Posted by Philip Poole on 2011-09-13
Samford University has continued a decades-long tradition of being ranked in the top tier of its peer group in the annual U.S. News & World Report college rankings. Samford was ranked fourth among universities in the South in the 2012 rankings released Sept. 13.
Samford continues to be the highest ranked private institution in Alabama and ranked very high among its Southern Conference peers. Only Elon University (North Carolina) was higher, ranking first in the same regional universities-South category as Samford.
The rankings are based on the Carnegie Foundation for the Advancement of Teaching classifications and assess such criteria as academic reputation, graduation and retention rates, class size, faculty/student ratio and alumni giving, according to Sarah C. Latham, Samford’s vice president for operations and planning. Peer assessments from presidents, provosts and chief admission officers of institutions in the same classification also account for 25 percent of the overall score for each institution.
“It always is meaningful to be so highly regarded by your peers, and this very high ranking affirms the strong academic reputation that Samford University has developed over the decades,” said Samford President Andrew Westmoreland.
Institutions in Samford’s classification are ranked in four regions. In addition to its high ranking among peer institutions in the South, Samford’s overall score ranked it among the top 10 regional universities nationally.
Samford also was ranked sixth among regional universities in the South on the “Great Schools, Great Price” list. According to U.S. News officials, only schools ranked in or near the top of their categories were included in this list because U.S. News considers the most significant values to be among colleges that are above average academically. Two of the three schools ranked above Samford in the overall South rankings – Rollins (Florida) and Stetson (Florida) – also were on this list.
In addition, Samford was one of 19 universities in the South to be named an “A-Plus School for B Students.” Institutions on the list admitted a “meaningful proportion of applicants whose test scores and class standing put in them in non-A territory, but who have a decent shot at being accepted and thriving” according to U.S. News officials. Again, two of the three schools ranked above Samford in the South rankings – Rollins and Elon (North Carolina) – also were included in this list.

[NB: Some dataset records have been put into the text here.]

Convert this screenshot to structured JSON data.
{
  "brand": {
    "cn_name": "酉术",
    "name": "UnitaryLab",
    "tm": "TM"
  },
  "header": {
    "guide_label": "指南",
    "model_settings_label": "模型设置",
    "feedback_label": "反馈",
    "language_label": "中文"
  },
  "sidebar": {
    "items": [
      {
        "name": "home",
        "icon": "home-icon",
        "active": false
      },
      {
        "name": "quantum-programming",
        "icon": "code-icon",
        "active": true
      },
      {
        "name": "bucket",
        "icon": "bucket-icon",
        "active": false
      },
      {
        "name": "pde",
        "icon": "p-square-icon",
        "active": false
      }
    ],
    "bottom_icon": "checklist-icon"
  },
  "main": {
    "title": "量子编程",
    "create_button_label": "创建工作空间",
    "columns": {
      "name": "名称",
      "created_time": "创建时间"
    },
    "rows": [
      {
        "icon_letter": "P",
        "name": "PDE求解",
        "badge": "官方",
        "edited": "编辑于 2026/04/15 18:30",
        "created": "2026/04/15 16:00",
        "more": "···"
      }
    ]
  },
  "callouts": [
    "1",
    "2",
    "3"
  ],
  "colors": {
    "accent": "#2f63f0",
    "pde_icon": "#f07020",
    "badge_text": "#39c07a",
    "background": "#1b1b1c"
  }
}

Until 2007, Samford had been ranked among regional universities in the South. But, a shift in Carnegie Foundation classifications that year moved Samford into the national doctoral research universities category, Latham said. Samford was in the top tier each of the four years it was in that classification. A change in the criteria for recognizing doctoral degrees moved Samford back to the regional university classification earlier this year, she explained. The last Carnegie Foundation reclassification was in 2006.
Samford’s doctor of education degree (Ed.D.) is the only degree that meets the revised criteria for the national doctoral research classification, Latham said, and institutions are required to grant 20 such degrees each year to maintain that status. In the most recent reporting year, Samford awarded 15 Ed.D. degrees. Samford’s professional doctoral degrees – ministry, nursing, law and pharmacy – now fall into a different classification.
Westmoreland noted that the high U.S. News rankings come at the same time the university anticipates announcing another strong fall enrollment. Official enrollment figures are expected to be released Sept. 16. He also noted that the university had near-record annual giving in fiscal 2011, with more than $35 million in gifts in the year that ended June 30. Several Samford programs, including business, entrepreneurship and nursing, have achieved high national rankings in recent months, and the university has been highly ranked in the past year by other publications such as Forbes, Kiplinger’s and The Princeton Review.
“Rankings are just one, albeit a very public way to measure the true success of any university,” said Samford University President Andrew Westmoreland. “Our Carnegie reclassification and this shift in our U.S. News ranking does not change Samford’s mission as a comprehensive university with nationally-recognized, rigorous academic programs. We continue to be the highest-ranked private institution in Alabama, and we will continue with our long-established vision to move Samford forward in national recognition for our people and programs.”